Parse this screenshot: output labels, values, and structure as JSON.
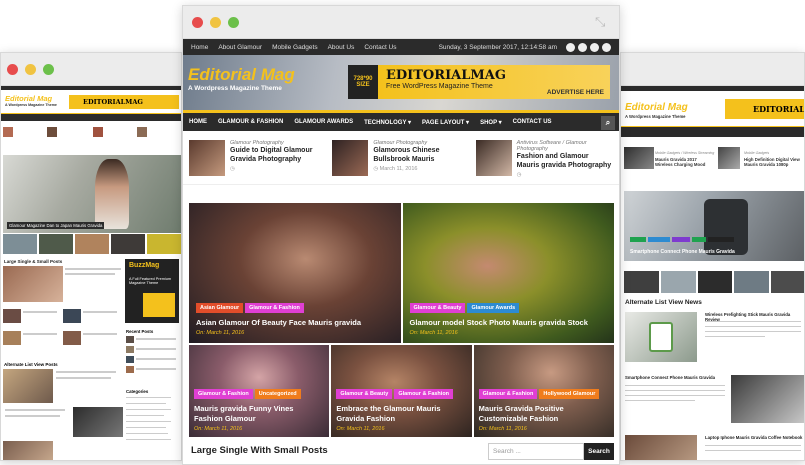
{
  "center": {
    "topbar": {
      "links": [
        "Home",
        "About Glamour",
        "Mobile Gadgets",
        "About Us",
        "Contact Us"
      ],
      "date": "Sunday, 3 September 2017, 12:14:58 am"
    },
    "header": {
      "logo": "Editorial Mag",
      "tagline": "A Wordpress Magazine Theme",
      "ad_size": "728*90 SIZE",
      "ad_title": "EDITORIALMAG",
      "ad_subtitle": "Free WordPress Magazine Theme",
      "ad_cta": "ADVERTISE HERE"
    },
    "nav": [
      "HOME",
      "GLAMOUR & FASHION",
      "GLAMOUR AWARDS",
      "TECHNOLOGY ▾",
      "PAGE LAYOUT ▾",
      "SHOP ▾",
      "CONTACT US"
    ],
    "recent_posts": [
      {
        "category": "Glamour Photography",
        "title": "Guide to Digital Glamour Gravida Photography",
        "date": ""
      },
      {
        "category": "Glamour Photography",
        "title": "Glamorous Chinese Bullsbrook Mauris",
        "date": "March 11, 2016"
      },
      {
        "category": "Antivirus Software / Glamour Photography",
        "title": "Fashion and Glamour Mauris gravida Photography",
        "date": ""
      }
    ],
    "featured_large": [
      {
        "badges": [
          "Asian Glamour",
          "Glamour & Fashion"
        ],
        "title": "Asian Glamour Of Beauty Face Mauris gravida",
        "date": "On: March 11, 2016"
      },
      {
        "badges": [
          "Glamour & Beauty",
          "Glamour Awards"
        ],
        "title": "Glamour model Stock Photo Mauris gravida Stock",
        "date": "On: March 11, 2016"
      }
    ],
    "featured_small": [
      {
        "badges": [
          "Glamour & Fashion",
          "Uncategorized"
        ],
        "title": "Mauris gravida Funny Vines Fashion Glamour",
        "date": "On: March 11, 2016"
      },
      {
        "badges": [
          "Glamour & Beauty",
          "Glamour & Fashion"
        ],
        "title": "Embrace the Glamour Mauris Gravida Fashion",
        "date": "On: March 11, 2016"
      },
      {
        "badges": [
          "Glamour & Fashion",
          "Hollywood Glamour"
        ],
        "title": "Mauris Gravida Positive Customizable Fashion",
        "date": "On: March 11, 2016"
      }
    ],
    "section_title": "Large Single With Small Posts",
    "search_placeholder": "Search ...",
    "search_button": "Search"
  },
  "left": {
    "logo": "Editorial Mag",
    "tagline": "A Wordpress Magazine Theme",
    "ad_title": "EDITORIALMAG",
    "hero_caption": "Glamour Magazine Dan to Japan Mauris Gravida",
    "section_large": "Large Single & Small Posts",
    "section_alt": "Alternate List View Posts",
    "ad_brand": "BuzzMag",
    "ad_text": "A Full Featured Premium Magazine Theme",
    "sidebar_recent": "Recent Posts",
    "sidebar_categories": "Categories"
  },
  "right": {
    "logo": "Editorial Mag",
    "tagline": "A Wordpress Magazine Theme",
    "ad_title": "EDITORIALMAG",
    "posts_top": [
      {
        "category": "Mobile Gadgets / Wireless Streaming",
        "title": "Mauris Gravida 2017 Wireless Charging Mood"
      },
      {
        "category": "Mobile Gadgets",
        "title": "High Definition Digital View Mauris Gravida 1080p"
      }
    ],
    "hero_caption": "Smartphone Connect Phone Mauris Gravida",
    "section_alt": "Alternate List View News",
    "list": [
      {
        "title": "Wireless Prefighting Stick Mauris Gravida Review"
      },
      {
        "title": "Smartphone Connect Phone Mauris Gravida"
      },
      {
        "title": "Laptop Iphone Mauris Gravida Coffee Notebook"
      }
    ]
  },
  "colors": {
    "accent": "#f4c11c",
    "dark": "#2b2b2b",
    "pink": "#e03fd3",
    "orange": "#f07c1c",
    "blue": "#2d8bd1"
  }
}
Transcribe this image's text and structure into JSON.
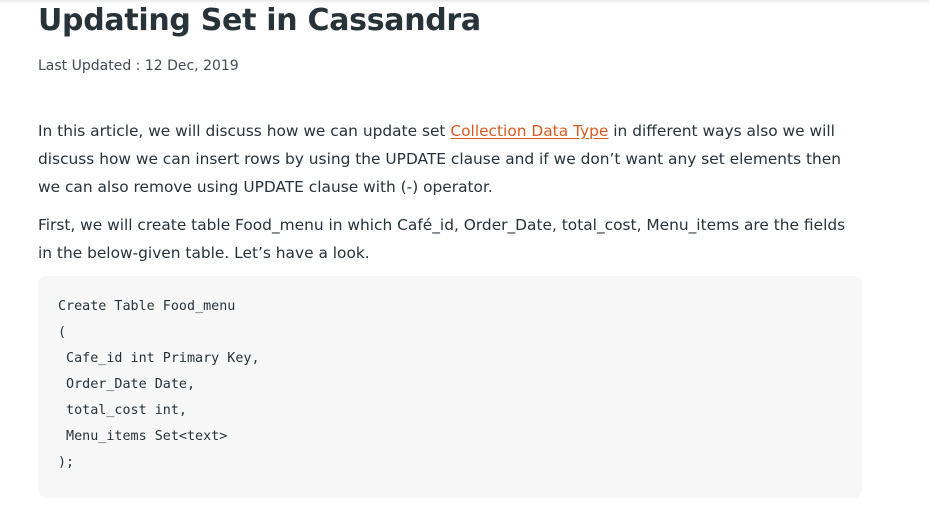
{
  "article": {
    "title": "Updating Set in Cassandra",
    "last_updated": "Last Updated : 12 Dec, 2019",
    "paragraphs": [
      {
        "before_link": "In this article, we will discuss how we can update set ",
        "link_text": "Collection Data Type",
        "after_link": " in different ways also we will discuss how we can insert rows by using the UPDATE clause and if we don’t want any set elements then we can also remove using UPDATE clause with (-) operator."
      },
      {
        "text": "First, we will create table Food_menu in which Café_id, Order_Date, total_cost, Menu_items are the fields in the below-given table. Let’s have a look."
      }
    ],
    "code_lines": [
      "Create Table Food_menu",
      "(",
      " Cafe_id int Primary Key,",
      " Order_Date Date,",
      " total_cost int,",
      " Menu_items Set<text>",
      ");"
    ]
  },
  "colors": {
    "text": "#273239",
    "link": "#d95a21",
    "code_background": "#f7f7f7"
  }
}
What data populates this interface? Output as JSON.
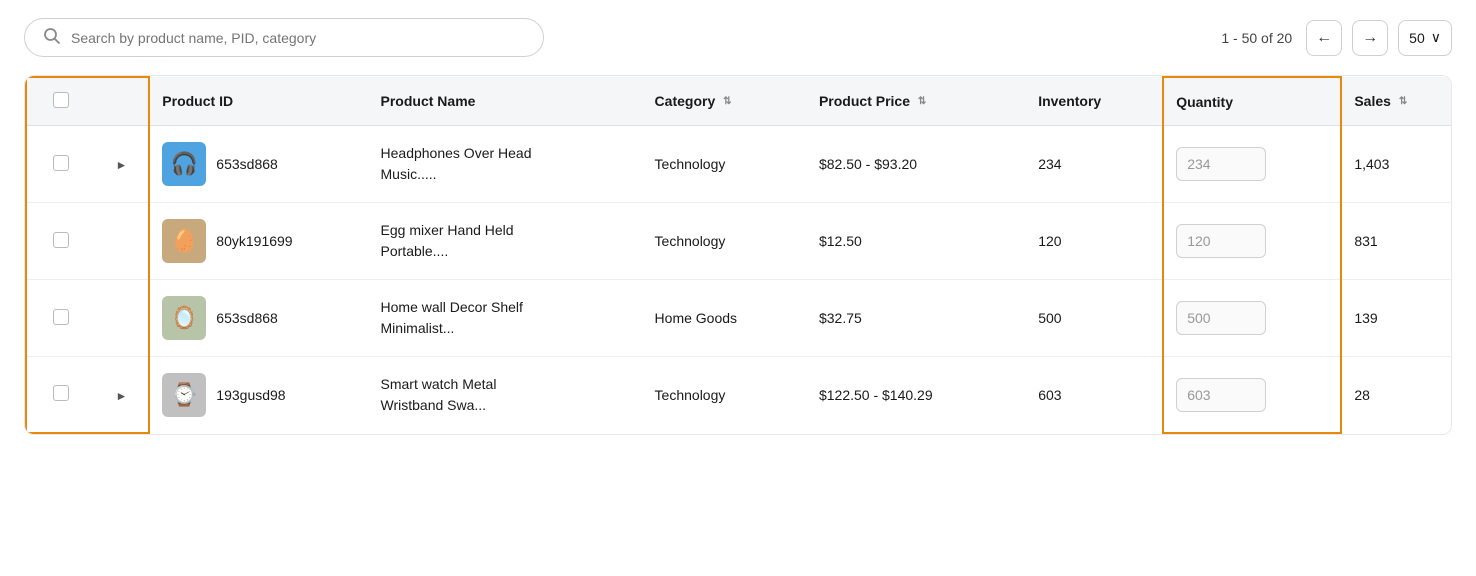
{
  "search": {
    "placeholder": "Search by product name, PID, category",
    "value": ""
  },
  "pagination": {
    "info": "1 - 50 of 20",
    "per_page": "50",
    "prev_label": "←",
    "next_label": "→",
    "chevron": "∨"
  },
  "table": {
    "columns": [
      {
        "key": "checkbox",
        "label": ""
      },
      {
        "key": "expand",
        "label": ""
      },
      {
        "key": "product_id",
        "label": "Product ID"
      },
      {
        "key": "product_name",
        "label": "Product Name"
      },
      {
        "key": "category",
        "label": "Category",
        "sortable": true
      },
      {
        "key": "product_price",
        "label": "Product Price",
        "sortable": true
      },
      {
        "key": "inventory",
        "label": "Inventory"
      },
      {
        "key": "quantity",
        "label": "Quantity"
      },
      {
        "key": "sales",
        "label": "Sales",
        "sortable": true
      }
    ],
    "rows": [
      {
        "id": "row-1",
        "product_id": "653sd868",
        "product_name": "Headphones Over Head\nMusic.....",
        "category": "Technology",
        "product_price": "$82.50 - $93.20",
        "inventory": "234",
        "quantity": "234",
        "sales": "1,403",
        "has_expand": true,
        "img_type": "headphones",
        "img_emoji": "🎧"
      },
      {
        "id": "row-2",
        "product_id": "80yk191699",
        "product_name": "Egg mixer Hand Held\nPortable....",
        "category": "Technology",
        "product_price": "$12.50",
        "inventory": "120",
        "quantity": "120",
        "sales": "831",
        "has_expand": false,
        "img_type": "egg",
        "img_emoji": "🥚"
      },
      {
        "id": "row-3",
        "product_id": "653sd868",
        "product_name": "Home wall Decor Shelf\nMinimalist...",
        "category": "Home Goods",
        "product_price": "$32.75",
        "inventory": "500",
        "quantity": "500",
        "sales": "139",
        "has_expand": false,
        "img_type": "shelf",
        "img_emoji": "🪞"
      },
      {
        "id": "row-4",
        "product_id": "193gusd98",
        "product_name": "Smart watch Metal\nWristband Swa...",
        "category": "Technology",
        "product_price": "$122.50 - $140.29",
        "inventory": "603",
        "quantity": "603",
        "sales": "28",
        "has_expand": true,
        "img_type": "watch",
        "img_emoji": "⌚"
      }
    ]
  }
}
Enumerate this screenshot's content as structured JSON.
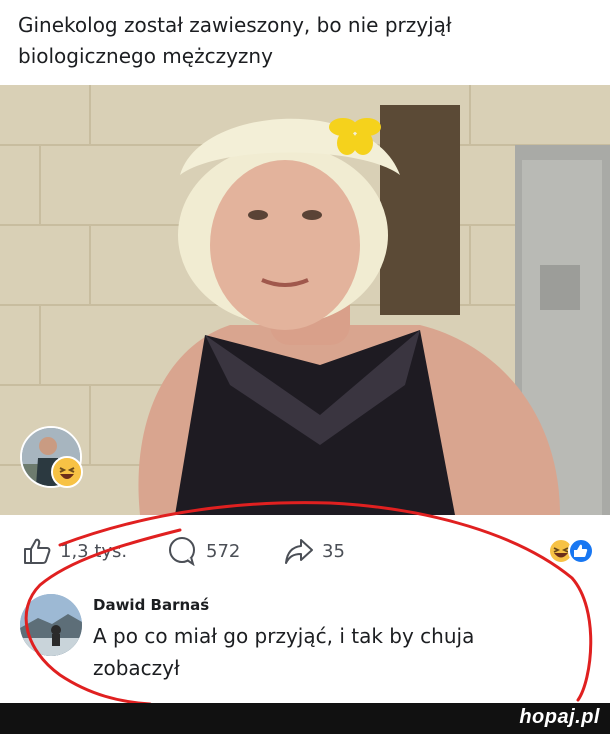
{
  "post": {
    "headline": "Ginekolog został zawieszony, bo nie przyjął biologicznego mężczyzny"
  },
  "actions": {
    "likes_count": "1,3 tys.",
    "comments_count": "572",
    "shares_count": "35"
  },
  "comment": {
    "author": "Dawid Barnaś",
    "text": "A po co miał go przyjąć, i tak by chuja zobaczył"
  },
  "footer": {
    "watermark": "hopaj.pl"
  },
  "icons": [
    "like-icon",
    "comment-icon",
    "share-icon",
    "haha-reaction-icon",
    "like-reaction-icon"
  ],
  "colors": {
    "annotation_red": "#e02020",
    "facebook_blue": "#1877f2",
    "reaction_yellow": "#f7c245"
  }
}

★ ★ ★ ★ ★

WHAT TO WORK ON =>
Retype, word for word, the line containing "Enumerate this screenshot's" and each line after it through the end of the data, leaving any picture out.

TASK SOLUTION =>
Enumerate this screenshot's content as structured JSON.
{
  "post": {
    "headline": "Ginekolog został zawieszony, bo nie przyjął biologicznego mężczyzny"
  },
  "actions": {
    "likes_count": "1,3 tys.",
    "comments_count": "572",
    "shares_count": "35"
  },
  "comment": {
    "author": "Dawid Barnaś",
    "text": "A po co miał go przyjąć, i tak by chuja zobaczył"
  },
  "footer": {
    "watermark": "hopaj.pl"
  },
  "icons": [
    "like-icon",
    "comment-icon",
    "share-icon",
    "haha-reaction-icon",
    "like-reaction-icon"
  ],
  "colors": {
    "annotation_red": "#e02020",
    "facebook_blue": "#1877f2",
    "reaction_yellow": "#f7c245"
  }
}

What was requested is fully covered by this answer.